LISTED ENTRIES –
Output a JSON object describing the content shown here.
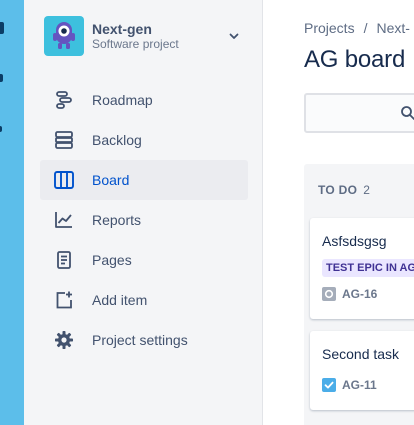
{
  "sidebar": {
    "project": {
      "name": "Next-gen",
      "type": "Software project",
      "avatar_color": "#3dc0de"
    },
    "items": [
      {
        "label": "Roadmap",
        "icon": "roadmap-icon",
        "active": false
      },
      {
        "label": "Backlog",
        "icon": "backlog-icon",
        "active": false
      },
      {
        "label": "Board",
        "icon": "board-icon",
        "active": true
      },
      {
        "label": "Reports",
        "icon": "reports-icon",
        "active": false
      },
      {
        "label": "Pages",
        "icon": "pages-icon",
        "active": false
      },
      {
        "label": "Add item",
        "icon": "add-item-icon",
        "active": false
      },
      {
        "label": "Project settings",
        "icon": "gear-icon",
        "active": false
      }
    ]
  },
  "main": {
    "breadcrumb": [
      "Projects",
      "/",
      "Next-"
    ],
    "title": "AG board",
    "board": {
      "columns": [
        {
          "title": "TO DO",
          "count": "2",
          "cards": [
            {
              "summary": "Asfsdsgsg",
              "epic": "TEST EPIC IN AG",
              "issue_type": "story",
              "key": "AG-16"
            },
            {
              "summary": "Second task",
              "issue_type": "task",
              "key": "AG-11"
            }
          ]
        }
      ]
    }
  },
  "colors": {
    "global_nav": "#5cbeea",
    "sidebar_bg": "#f4f5f7",
    "accent": "#0052cc",
    "epic_bg": "#eae6ff",
    "epic_text": "#403294",
    "task_icon": "#4bade8"
  }
}
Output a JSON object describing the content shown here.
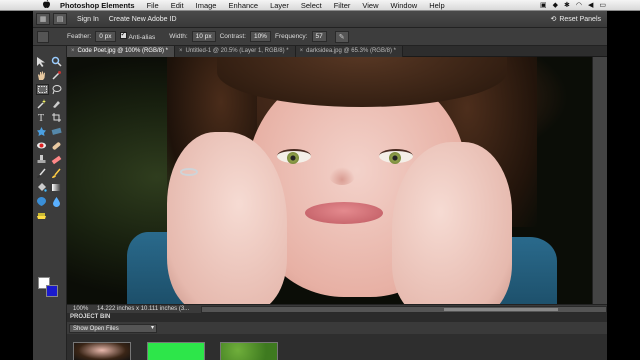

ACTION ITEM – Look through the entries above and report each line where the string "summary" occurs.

ANSWER TO THIS TASK –
              "summary": "Asfsdsgsg",
              "summary": "Second task",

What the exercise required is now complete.